Team members: Dr Ilias Trispiotis, Craig Purshouse and Elliot Ross.
Runners-up: Transforming the culture underpinning disabled children’s services: focussing on family support needs not parental failings.
Team members: Professor Luke Clements, Dr Ana Laura Aiello, Beverley Hitchcock, David Laurence, Priya Bahri, Louise Arnold and Lucy Fullard.
“Transforming the culture underpinning Disabled Children’s Services: focussing on family support needs not parental failings”.
Coming second is not quite the same as winning. Our runner up award ‘feedback’ in the July 2022 ‘Engaged for Impact’ competition (‘Making a Positive Difference to Society’ category) noted that although our research scored highly for social impact and public engagement, in relation to ‘policy reform’ the ‘next step will be to evidence that this has gone into practice’.
Our 2021 research (published as ‘Institutionalising parent carer blame’) had identified serious problems with English national and local guidance concerning the process of assessing the social care support needs of disabled children and their families. It noted that there was – in particular – a pressing need for revision of the key Department for Education (DfE) guidance known as ‘Working Together 2018’.
There are almost one million disabled children in England: they and their families are profoundly and adversely impacted by the current flawed assessment process – impacts articulated in terms of trauma; inappropriate (or no) support; and of families withdrawing from engagement with Children’s Services altogether. Getting the assessment process right will materially improve the well-being of one of England’s most severely disadvantaged groups.
Spurred on by the ‘runner’s up’ award we applied to the Research England Policy Support Fund to enable us to work with independent Parent Carer Groups (parents caring for disabled children) to develop what they consider to be ‘fit for purpose’ assessment guidance: guidance that focusses the attention of assessors on the ‘social model’ barriers that families with disabled children encounter and not one based on a ‘safeguarding’ / ‘parent blame’ model (as is currently the case). Our application was successful and over the last six months we have facilitated the development of this guidance (through an iterative process of consultations – via emails and webinars). An advanced draft was also shared with statutory sector ‘policy leads’ (in local authorities and their regional / national representative organisations) and discussed with them at a closed ‘Chatham House rules’ webinar.
We realised that in order to effect change, we needed – if possible – to have a direct dialogue with the ‘powers that be’. We were fortunate to achieve this goal with a positive response from the responsible DfE Minister.

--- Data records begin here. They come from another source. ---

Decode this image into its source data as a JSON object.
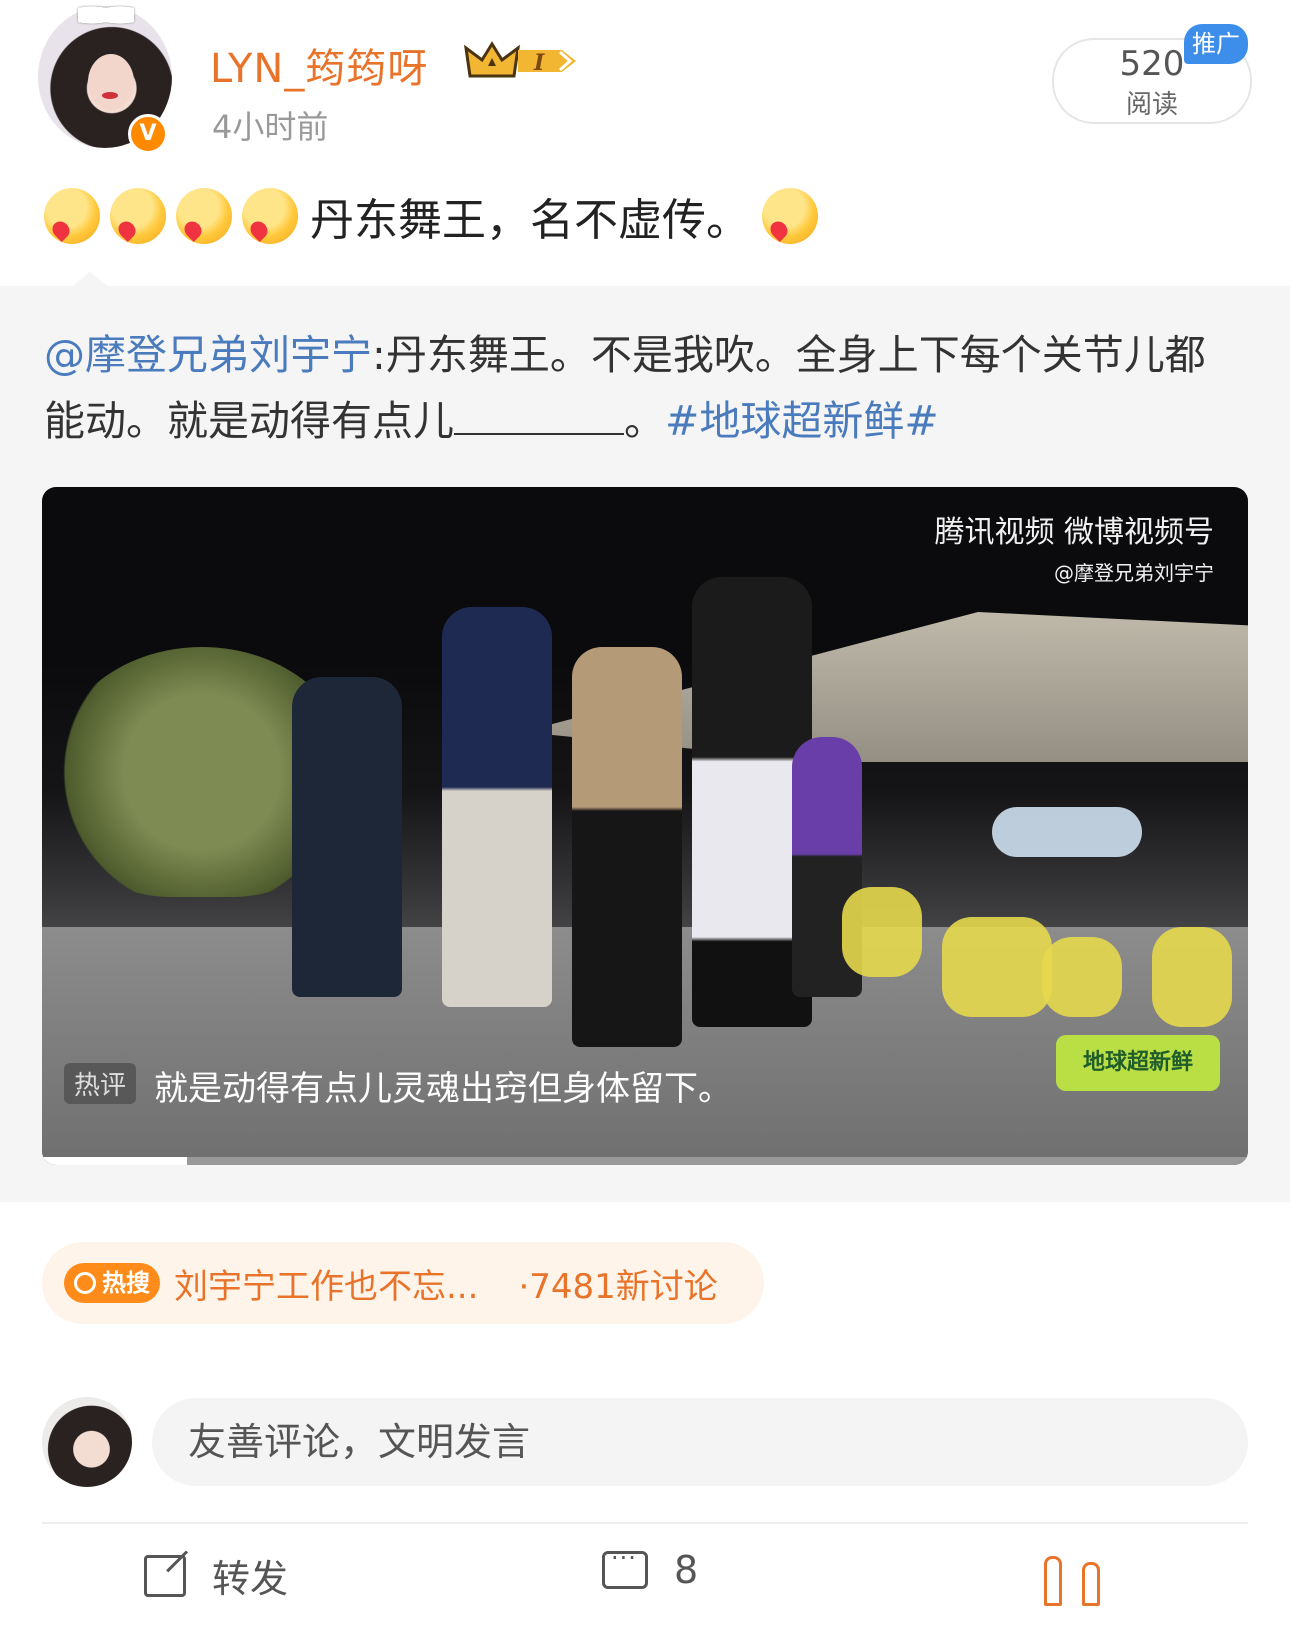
{
  "author": {
    "name": "LYN_筠筠呀",
    "time": "4小时前",
    "verified_mark": "V",
    "crown_badge_level": "I"
  },
  "stats": {
    "read_count": "520",
    "read_label": "阅读",
    "promo_tag": "推广"
  },
  "post": {
    "text": "丹东舞王，名不虚传。"
  },
  "retweet": {
    "mention": "@摩登兄弟刘宇宁",
    "text_part1": ":丹东舞王。不是我吹。全身上下每个关节儿都能动。就是动得有点儿",
    "text_part2": "。",
    "topic": "#地球超新鲜#"
  },
  "video": {
    "source_logo_line1": "腾讯视频 微博视频号",
    "source_logo_line2": "@摩登兄弟刘宇宁",
    "show_logo": "地球超新鲜",
    "hot_comment_label": "热评",
    "hot_comment_text": "就是动得有点儿灵魂出窍但身体留下。",
    "progress_fraction": 0.12
  },
  "hot_search": {
    "tag": "热搜",
    "title": "刘宇宁工作也不忘...",
    "count": "·7481新讨论"
  },
  "comment": {
    "placeholder": "友善评论，文明发言"
  },
  "actions": {
    "forward_label": "转发",
    "comment_count": "8"
  },
  "colors": {
    "accent_orange": "#e8742b",
    "link_blue": "#4a7bbd",
    "promo_blue": "#3c8eea"
  }
}
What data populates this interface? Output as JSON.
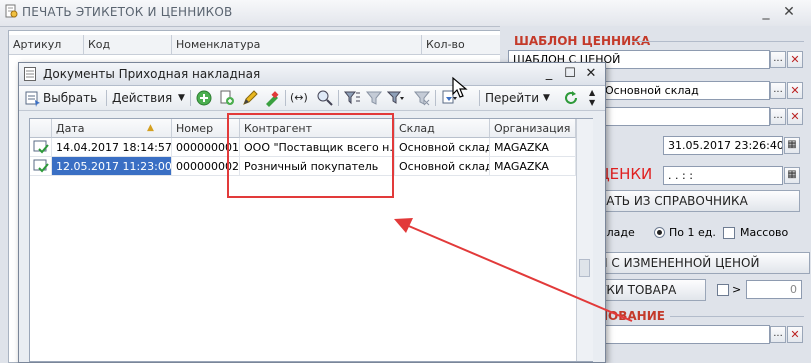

Her department has since consulted on reforming the ‘Working Together 2018’ guidance to (among other things) ‘include a stronger focus on support for disabled children’.
The final version of the ‘fit for purpose’ assessment guidance has now been approved by the Parent Carer Groups and was launched at a webinar on 12 July – and copied to (among others) all English Children’s Services Departments, the DfE and key legal practices that specialise in public law litigation. The aim is for the guidance to act as a template for co-produced local assessment policies – which are required to be put in place by the revised DfE Working Together guidance to be published at the end of 2023.
We will continue to work with Parent Carer Groups to ensure that the current guidance is appropriately revised and that co-produced local guidance based on the template developed by Parent Carers is developed in each of England’s 152 Children’s Services areas. We will work with training organisations to ensure that local assessment staff think and act differently as a result of the revised guidance and that the assessment forms they use are likewise revised to focus on the child’s needs and not their ‘safeguarding’ risks (as at present). We will also continue to brief key legal practices as to the potential for litigation arising out of the current flawed policy and practice arrangements.